- Marco Rubio: U.S. at social, moral crossroads
- ‘We’re coming for you, Barack Obama’: Top U.S. official discloses threat from ISIL
- White flags baffle NYPD: ‘We’re lucky it wasn’t a bomb’
- N.Y. Gov. Cuomo’s office interfered with, pressured corruption commission: report
- Brit lawmaker: I would fire on Israel if I lived in Gaza
- VA apologizes to forgotten Marine veteran locked in Fla. clinic, forced to call 911
- U.S. social and economic trends on worrisome track, survey finds
- McDonald nomination unanimously referred to full Senate
- Chuck Norris honorary chairman of NRA voter registration campaign
- GOP outraged Obamacare investigators able to get coverage with fake IDs
Topic - Peter Dawson
Anyone who spends 15 years in charge of the Royal & Ancient surely is entitled to at least one mulligan.
The Royal & Ancient Golf Club could make history even before its historic vote in September to have female members.
Peter Dawson is to retire next year as chief executive of The R&A after 16 years with the governing body in charge of the Rules of Golf and organizing the British Open.
Construction on the golf course for the 2016 Olympics in Rio de Janeiro remains way behind schedule, putting in jeopardy a planned test tournament next year, according to the head of the International Golf 'Federation.

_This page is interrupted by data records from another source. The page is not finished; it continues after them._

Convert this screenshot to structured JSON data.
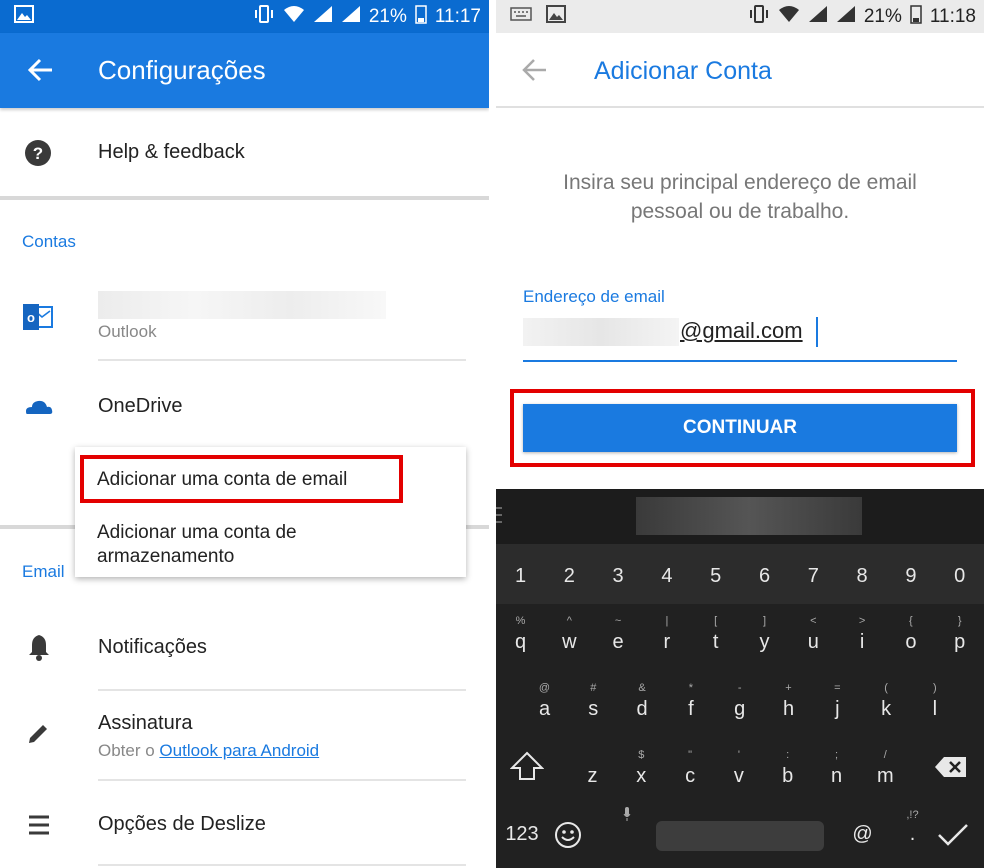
{
  "left": {
    "status": {
      "battery": "21%",
      "time": "11:17"
    },
    "title": "Configurações",
    "help_label": "Help & feedback",
    "section_contas": "Contas",
    "outlook_sub": "Outlook",
    "onedrive_label": "OneDrive",
    "section_email": "Email",
    "menu": {
      "item1": "Adicionar uma conta de email",
      "item2": "Adicionar uma conta de armazenamento"
    },
    "notificacoes": "Notificações",
    "assinatura": "Assinatura",
    "assinatura_sub_prefix": "Obter o ",
    "assinatura_sub_link": "Outlook para Android",
    "opcoes_deslize": "Opções de Deslize"
  },
  "right": {
    "status": {
      "battery": "21%",
      "time": "11:18"
    },
    "title": "Adicionar Conta",
    "instruction": "Insira seu principal endereço de email pessoal ou de trabalho.",
    "email_label": "Endereço de email",
    "email_value": "@gmail.com",
    "continue_label": "CONTINUAR",
    "keyboard": {
      "numbers": [
        "1",
        "2",
        "3",
        "4",
        "5",
        "6",
        "7",
        "8",
        "9",
        "0"
      ],
      "row1": [
        "q",
        "w",
        "e",
        "r",
        "t",
        "y",
        "u",
        "i",
        "o",
        "p"
      ],
      "row1_sup": [
        "%",
        "^",
        "~",
        "|",
        "[",
        "]",
        "<",
        ">",
        "{",
        "}"
      ],
      "row2": [
        "a",
        "s",
        "d",
        "f",
        "g",
        "h",
        "j",
        "k",
        "l"
      ],
      "row2_sup": [
        "@",
        "#",
        "&",
        "*",
        "-",
        "+",
        "=",
        "(",
        ")"
      ],
      "row3": [
        "z",
        "x",
        "c",
        "v",
        "b",
        "n",
        "m"
      ],
      "row3_sup": [
        "",
        "$",
        "\"",
        "'",
        ":",
        ";",
        "/"
      ],
      "mode_label": "123",
      "at_key": "@",
      "punct_sup": ",!?"
    }
  }
}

The Royal & Ancient Golf Club, exclusively for men since it was founded 260 years ago at St. Andrews, will vote in September on whether women can join the club.
The move was hailed by British sports minister Helen Grant, who was hopeful a favorable vote would encourage other single-sex golf clubs to follow suit.
The British Open is moving away from 36-hole qualifying, instead using 10 tour events from five continents to determine 32 spots in the field.
Garry Harvey may have the most famous hands in golf.
Along with trying to win more majors, Phil Mickelson is giving some advice how to run them.
Muirfield has been firm and fast since the weekend, with dry conditions in the forecast for the rest of the week. The R&A was turning on sprinklers for a brief time in the evening to keep the speed of the course from getting out of control. R&A chief executive Peter Dawson saw no problem with the course.
Pragmatic yet defiant, the head of the Royal & Ancient issued a Hootie Johnson-like salvo in the latest battleground over male-only golf clubs: The British Open will not yield to pressure over three of its venerable clubs refusing to admit female members.
The head of golf's governing body says there is no evidence of doping in the sport and emphasizes there will be no complacency in the fight to keep it drug-free.
Part defiant and part pragmatist, the head of the Royal & Ancient conceded Wednesday that all-male clubs are a bedeviling issue but insisted the British Open venues won't be pressured into opening their doors to women.
The biggest rivalry in golf at the moment could be the heads of two different organizations on opposite sides of the Atlantic Ocean.
Royal & Ancient chief executive Peter Dawson is looking into regulations that could keep Rory McIlroy from choosing which team he represents in the 2016 Olympics.
"One of the things you have to do as a governing body is to treat golf as a sport, as opposed to a business," Dawson said. "Other bodies might put business first because of priorities. The commercial side of what we do is very important to allow us to fulfill the governance role, and you can't lose sight of that. But I view golf first. Business is close. If you're scrambling for finances, it's difficult to maintain your principles. So the financial success is important to sport."
Dawson announced last month that he will retire in September 2015 as secretary of the Royal & Ancient Golf Club and chief executive of The R&A, a business division he wisely created 10 years ago.